For some retirees, losing memory and thinking skills in old age can be just as worrisome as the loss of health. “Brain training,” which involves mental exercises like crossword puzzles and learning a foreign language, can help, but that’s just part of what it takes to maintain a sharp mind.
Scientists are researching the correlation that continuing certain healthy behaviors, practiced in combination, can help retain mental acuity. Indeed, this could mean that stopping them may promote deterioration.
A more complete approach to brain training is to pursue a disciplined regimen of a combination of the following healthy behaviors:
- Physical exercise — Promotes the growth of new brain cells and increases activity in the parts of the brain associated with the ability to plan, organize, remember details and filter speech.

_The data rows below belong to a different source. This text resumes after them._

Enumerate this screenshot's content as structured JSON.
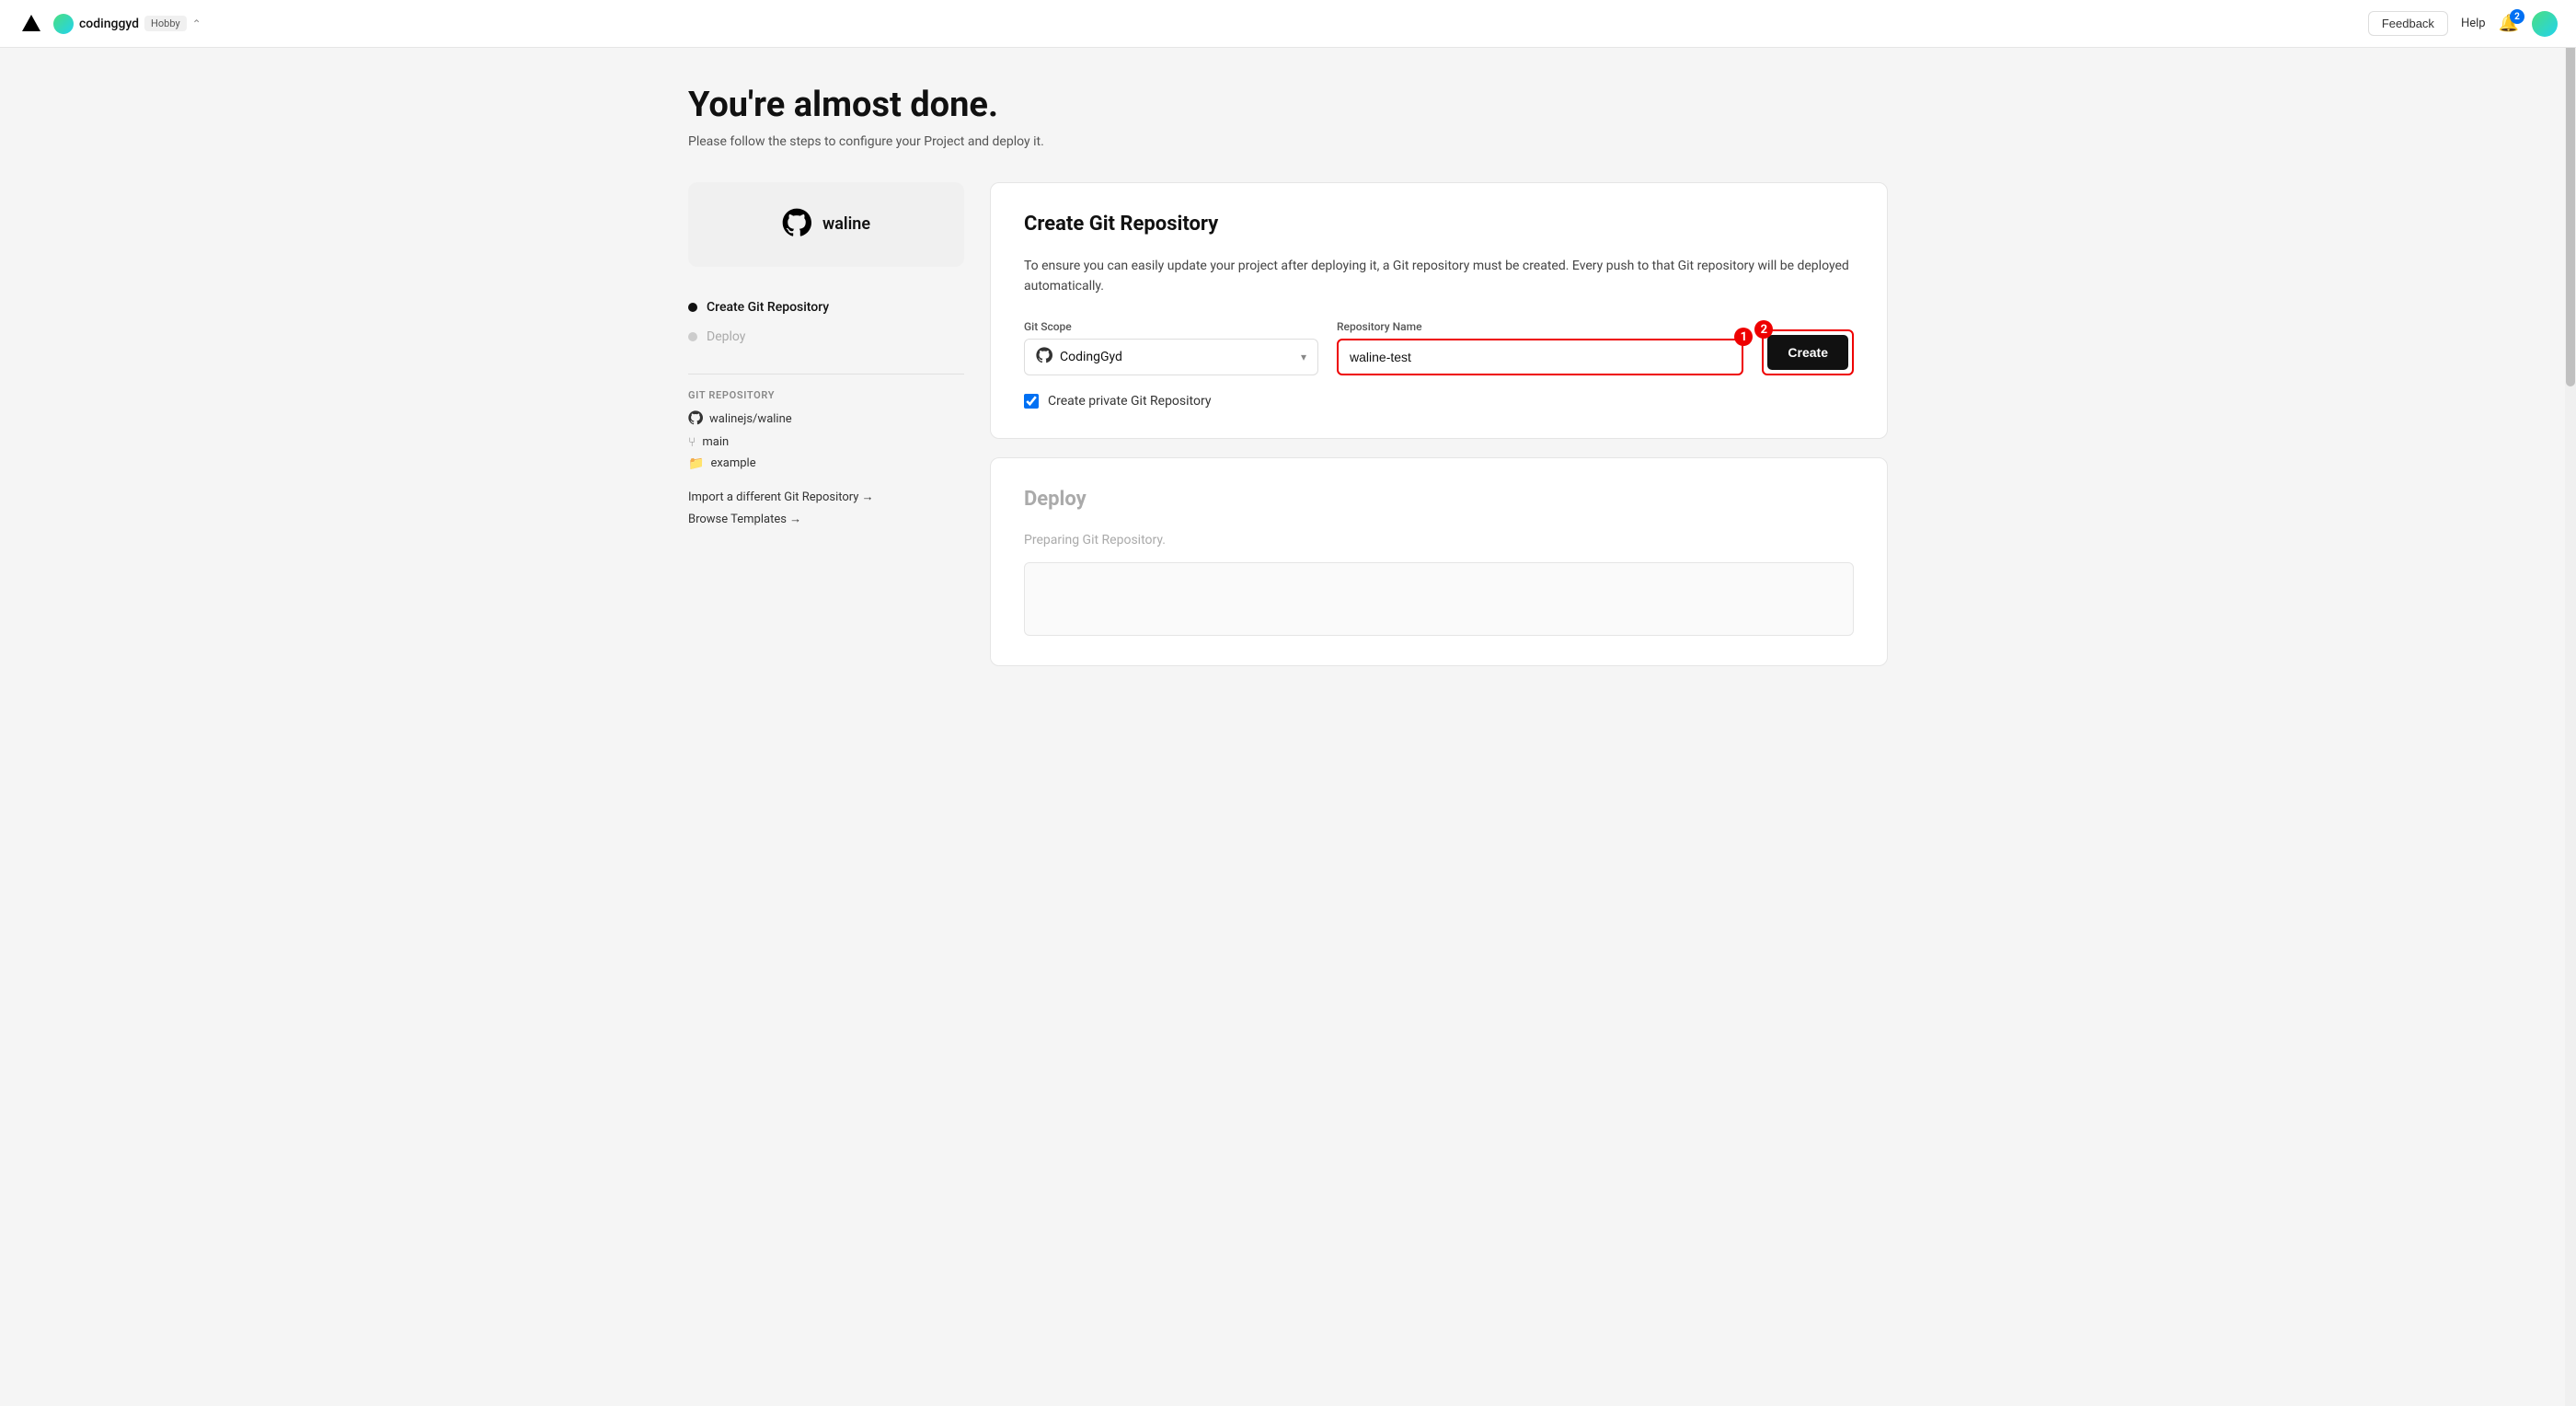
{
  "topnav": {
    "logo_label": "Vercel",
    "org_name": "codinggyd",
    "org_badge": "Hobby",
    "feedback_label": "Feedback",
    "help_label": "Help",
    "bell_count": "2"
  },
  "page": {
    "title": "You're almost done.",
    "subtitle": "Please follow the steps to configure your Project and deploy it."
  },
  "sidebar": {
    "project_name": "waline",
    "steps": [
      {
        "label": "Create Git Repository",
        "active": true
      },
      {
        "label": "Deploy",
        "active": false
      }
    ],
    "git_repo_section": "GIT REPOSITORY",
    "git_repo_link": "walinejs/waline",
    "git_branch": "main",
    "git_folder": "example",
    "import_link": "Import a different Git Repository →",
    "browse_link": "Browse Templates →"
  },
  "create_git": {
    "title": "Create Git Repository",
    "description": "To ensure you can easily update your project after deploying it, a Git repository must be created. Every push to that Git repository will be deployed automatically.",
    "git_scope_label": "Git Scope",
    "scope_value": "CodingGyd",
    "repo_name_label": "Repository Name",
    "repo_name_value": "waline-test",
    "create_private_label": "Create private Git Repository",
    "create_btn_label": "Create",
    "annotation_1": "1",
    "annotation_2": "2"
  },
  "deploy": {
    "title": "Deploy",
    "preparing_text": "Preparing Git Repository."
  }
}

- Eat healthy — Whole grains, fruits and vegetables, and healthy fats from fish, nuts and oils. Also, don’t over eat or under eat — maintain the same calorie intake day after day.

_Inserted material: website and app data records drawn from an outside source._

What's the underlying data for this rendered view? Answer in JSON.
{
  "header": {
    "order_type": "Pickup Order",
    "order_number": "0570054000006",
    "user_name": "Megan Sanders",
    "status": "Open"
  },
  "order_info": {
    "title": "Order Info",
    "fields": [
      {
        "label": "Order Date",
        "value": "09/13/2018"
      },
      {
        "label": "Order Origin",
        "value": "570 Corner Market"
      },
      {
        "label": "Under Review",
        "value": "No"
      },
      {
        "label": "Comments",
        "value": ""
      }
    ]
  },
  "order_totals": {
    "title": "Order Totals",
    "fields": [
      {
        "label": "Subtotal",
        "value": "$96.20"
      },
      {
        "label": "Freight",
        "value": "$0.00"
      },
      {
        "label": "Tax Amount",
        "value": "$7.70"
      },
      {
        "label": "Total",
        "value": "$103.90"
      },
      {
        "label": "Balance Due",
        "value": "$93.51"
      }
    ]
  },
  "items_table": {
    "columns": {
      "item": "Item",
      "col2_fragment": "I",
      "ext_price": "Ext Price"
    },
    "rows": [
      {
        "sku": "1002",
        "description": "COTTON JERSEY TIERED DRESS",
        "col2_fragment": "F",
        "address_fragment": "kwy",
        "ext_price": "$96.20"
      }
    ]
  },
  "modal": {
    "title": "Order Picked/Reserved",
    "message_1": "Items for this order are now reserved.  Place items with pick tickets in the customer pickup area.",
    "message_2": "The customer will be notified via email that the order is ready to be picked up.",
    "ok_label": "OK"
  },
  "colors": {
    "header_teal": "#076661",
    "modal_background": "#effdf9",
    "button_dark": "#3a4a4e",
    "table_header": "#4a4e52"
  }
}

- Get enough sleep — If you suffer from sleep loss due to sleep apnea, an overactive bladder or as a side effect from a medication, address these conditions to help improve the quality and quantity of sleep.
- Computer and video games can help improve attention and the ability to react quickly as well as sharpen thinking skills.
- Meditation or exercises such as tai chi appear to increase the brain’s cognitive reserve, which is the ability to switch between different tasks and deal with stressful events.
The problem for many adults is that when they retire, they gradually stop doing some or all of these things. While no single activity on this list is guaranteed to work, regular deployment of these different factors in combination has shown demonstrated results.